In the last five years, some of major oil and service companies showed their interest in electrodrilling techniques. The reasons behind this interest are the bottomhole-to-surface communication, the electrodrills power, and possibilities to use electrodrill with small diameter coiled tubing. The work on the new generation electrodrill with a new type of electric motor was resumed in Russia but due to limited funding, no substantial results were achieved yet.
The dominating position of downhole motor technology radically influenced the development of oil producing industry in the FSU and encouraged a large number of new trends in development of drilling methods. Among those are horizontal and multilateral borehole drilling; horizontal boreholes sidetracking through a cased hole; drilling 394-1,000 mm diameter upper intervals of deep wells using the rotary-turbodrill system (RTB) and others.
To pursue the experience gained during VNIIBT work and during scientific drilling, for the last 15 years the Aquatic Company has been developing two technologies that deserve special mention here.
Drill Pipes Become Lighter When Using Aluminium
The first research work and experiments with aluminum drill pipes (ADP), started in the second half of 1950s and gave positive results. During the following years, ADP was widely used, especially in drilling directional wells combined with both hydraulic and electrical motors. ADP accounted for 60 percent of the total drill pipe consumption. Wide use of ADP enabled a substantial reduction of loads applied to rig hoisting equipment, reduced trip time, lowered hydraulic losses in the borehole, as well as lower transportation costs. ADP was successfully used in rotary drilling as well. The program of drilling scientific superdeep boreholes encourages development of stronger and more reliable ADP able to transmit higher tension and torque. Pipes marked LAIDP were successfully used when drilling Kola SG-3, Urals SG-4, Krivoy Rog SG-8 and other scientific wells in the 1980s.

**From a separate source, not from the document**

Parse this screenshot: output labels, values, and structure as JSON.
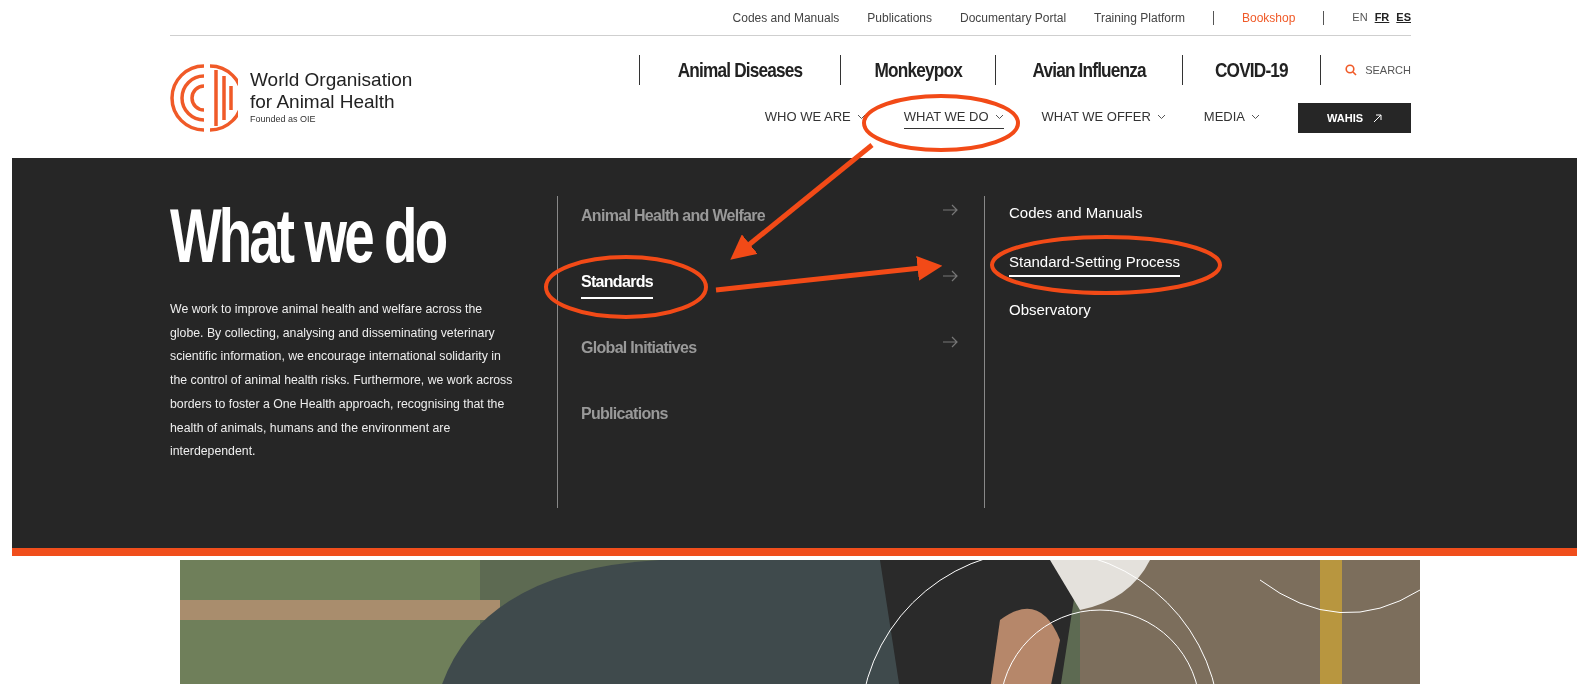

Last six years provided significant growth of LAIDP demand in Russia. This was due to several reasons. Firstly, field development required deeper wells with significant horizontal displacement. Secondly, most of the drilling rigs in service have hook load capacity 75 and 125 tons. Besides, the Russian drilling industry gained significant experience in using aluminum drillpipes, especially in West Siberia.